This short blog post will talk through a small penetration testing aid I wrote in Python, Dir-Generator, which automates the creation of a pentest engagement folder and series of complimentary sub folders, to aid in the organization and storage of engagement related data, images, logs, payloads, etc. gathered throughout the engagement.

Keeping notes is one of the key aspects of penetration testing, keeping notes that are logical, organized, easily referenceable and can be used by others with no prior knowledge or uplift, is a skill. As such, over my years of testing, I’ve opted to prioritize organization and structure.

I used to create things as I went, a folder for this, a note for that, which don’t get me wrong, isn’t a bad or incorrect way of doing things, it’s just not the most efficient way of doing it, though it’s better to do this this way rather than not at all.

So, I got tired of doing the same thing over and over, and decided to make my life easier, sorry, more efficient, and automate the task of something I would do regularly (much like my reason for automating Kali EC2 builds using AWS Cloudformation).

Hence the creation of DirGenerator.py which can be found on my GitHub.


Dir-Generator is written in Python and is a simple script cross-platform script, which works on both Linux and Windows. I’ve not tested on Mac/OS X, but its’ Python code, so should work as long as the code is amended to match the output directory on OS X (see noted below)

Note: Line 57 of the code has a hardcoded Windows path on for: C:\\Pentests\\Engagements\\. Though you can adjust this to anywhere you wish before running the script and your output directory will be created there instead.

Dir-Generator is designed to facilitate the creation of testing directories for penetration testing engagements, providing a structured approach to organizing your work. The following commands demonstrate the outcome based on user supplied command flags:

  • Windows: python.exe dir_generator.py -n ACME -m Admin,Reporting,Ext_Inf,Int_Inf

  • Linux: python3 dir_generator.py -n ACME -m Admin,Reporting,Ext_Inf,Int_Inf

Here’s a breakdown of the flags used:

-n: Specifies the engagement name. This argument is required.

In our exmaple case, we’ve provided the value acme.

-m: Allows you to specify methodologies for the engagement. Methodologies should be provided as a comma-separated list of options. If not specified, the script defaults to using all available methodologies.

In our example we’ve opted for: Admin,Reporting,Ext_Inf and Int_Inf.

Other options which can be selected are: OSINT, Web and API (note: I’ve kept things modular, so that additional options can be added to the accompanying dictionary file to extend the capability of the script).

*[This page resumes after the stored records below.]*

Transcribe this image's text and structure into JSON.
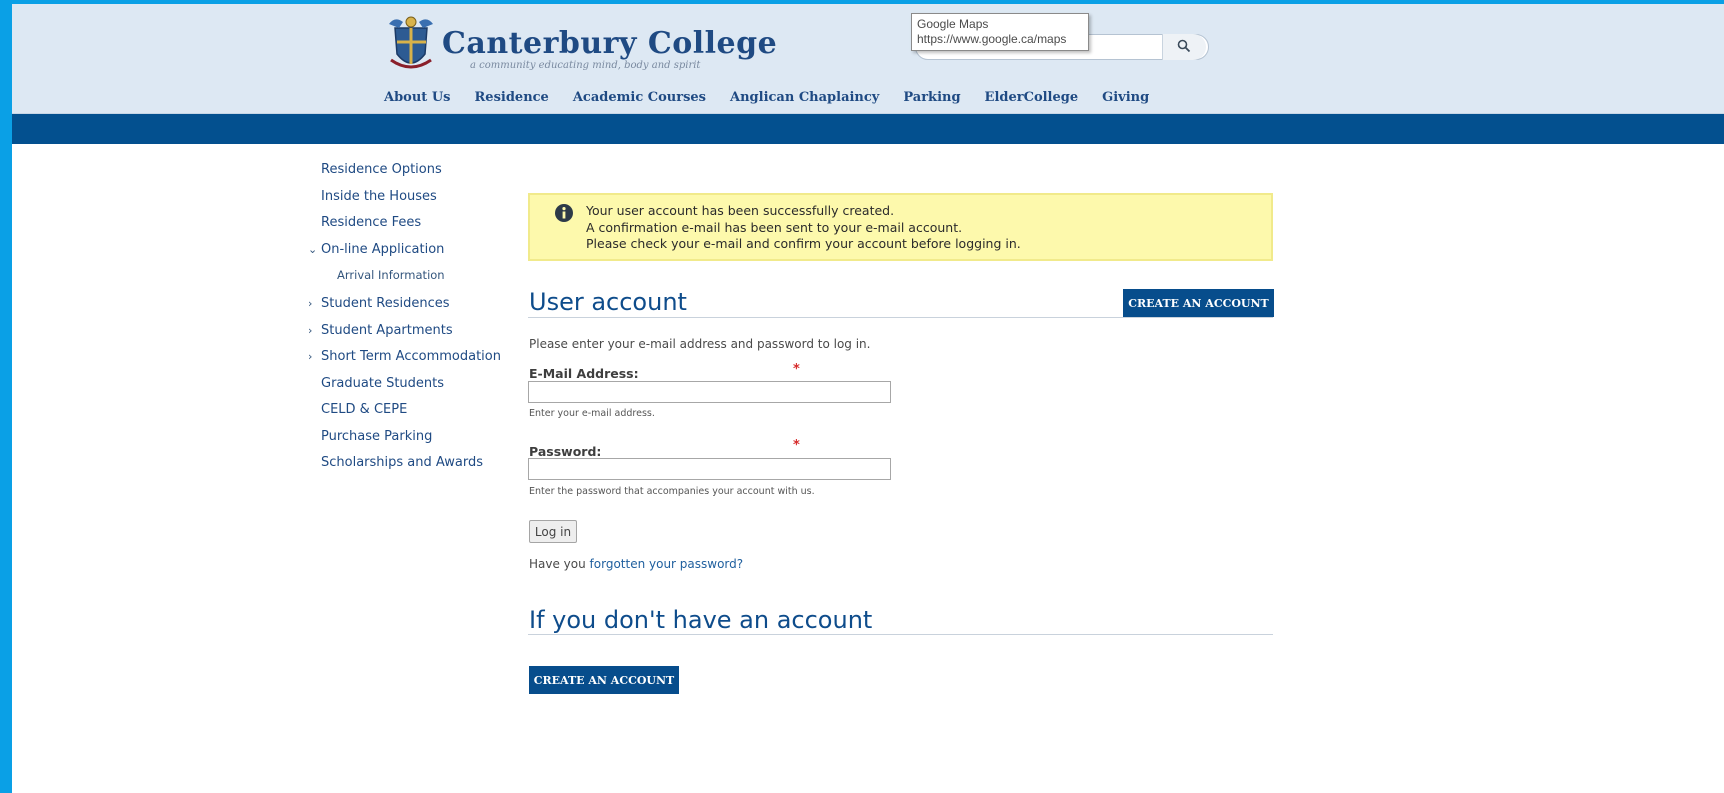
{
  "header": {
    "site_title": "Canterbury College",
    "tagline": "a community educating mind, body and spirit",
    "tooltip": {
      "title": "Google Maps",
      "url": "https://www.google.ca/maps"
    },
    "search_icon": "search-icon",
    "nav": [
      "About Us",
      "Residence",
      "Academic Courses",
      "Anglican Chaplaincy",
      "Parking",
      "ElderCollege",
      "Giving"
    ]
  },
  "sidebar": {
    "items": [
      {
        "label": "Residence Options",
        "marker": ""
      },
      {
        "label": "Inside the Houses",
        "marker": ""
      },
      {
        "label": "Residence Fees",
        "marker": ""
      },
      {
        "label": "On-line Application",
        "marker": "⌄"
      },
      {
        "label": "Arrival Information",
        "marker": ""
      },
      {
        "label": "Student Residences",
        "marker": "›"
      },
      {
        "label": "Student Apartments",
        "marker": "›"
      },
      {
        "label": "Short Term Accommodation",
        "marker": "›"
      },
      {
        "label": "Graduate Students",
        "marker": ""
      },
      {
        "label": "CELD & CEPE",
        "marker": ""
      },
      {
        "label": "Purchase Parking",
        "marker": ""
      },
      {
        "label": "Scholarships and Awards",
        "marker": ""
      }
    ]
  },
  "alert": {
    "icon": "info-icon",
    "lines": [
      "Your user account has been successfully created.",
      "A confirmation e-mail has been sent to your e-mail account.",
      "Please check your e-mail and confirm your account before logging in."
    ]
  },
  "login": {
    "title": "User account",
    "create_account_label": "CREATE AN ACCOUNT",
    "intro": "Please enter your e-mail address and password to log in.",
    "email": {
      "label": "E-Mail Address:",
      "required_mark": "*",
      "value": "",
      "help": "Enter your e-mail address."
    },
    "password": {
      "label": "Password:",
      "required_mark": "*",
      "value": "",
      "help": "Enter the password that accompanies your account with us."
    },
    "login_button": "Log in",
    "forgot_prefix": "Have you ",
    "forgot_link": "forgotten your password?"
  },
  "no_account": {
    "title": "If you don't have an account",
    "create_account_label": "CREATE AN ACCOUNT"
  },
  "colors": {
    "page_frame": "#0aa0e6",
    "brand_blue": "#03508f",
    "header_bg": "#dde8f3",
    "alert_bg": "#fdf9ac",
    "required": "#d62a2a"
  }
}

The script also has some logic built in to check for an existing folder with the same name. For example, if we try to create the same client folder again, e.g., acme, we’ll get the following response:

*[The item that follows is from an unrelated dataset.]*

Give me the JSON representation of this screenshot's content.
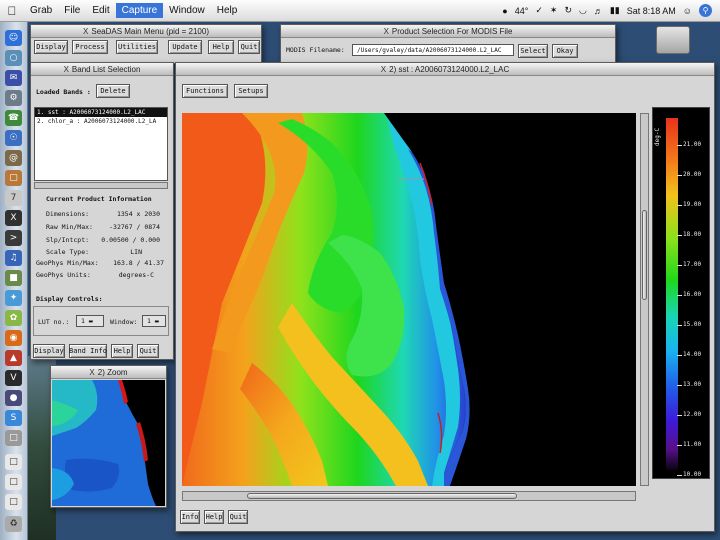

Organized and structured data is important, because it can be a valuable point of reference when it comes to report writing, retesting or retrospective lookups, say if a client queries something done further down the line.

Just because something isn’t relevant today, doesn’t mean it won’t be at some point, so starting out with a logical, organized and structured approach is setting yourself up for success. You’ll also save a lot of stress!

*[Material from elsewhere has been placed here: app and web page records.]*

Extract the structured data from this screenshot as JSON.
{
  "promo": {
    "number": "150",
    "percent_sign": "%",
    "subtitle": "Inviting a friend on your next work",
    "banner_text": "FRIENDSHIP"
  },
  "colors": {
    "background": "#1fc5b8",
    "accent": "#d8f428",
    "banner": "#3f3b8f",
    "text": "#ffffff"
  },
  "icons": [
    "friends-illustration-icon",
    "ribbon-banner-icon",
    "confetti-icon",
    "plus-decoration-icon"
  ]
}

Whether you’re a Penetration Tester, Red/Blue Teamer, Security analyst, or simply organizing your projects, this script streamlines the process of setting up directories for different methodologies within an engagement and in truth could be forked and used for your own purposes outside of penetration testing, with a little tweaking of the code.

“Dir-Generator” isn’t groundbreaking granted, but hopefully you might find it useful to automate this task or see your own use for the code and tweak it accordingly.

Thanks for reading!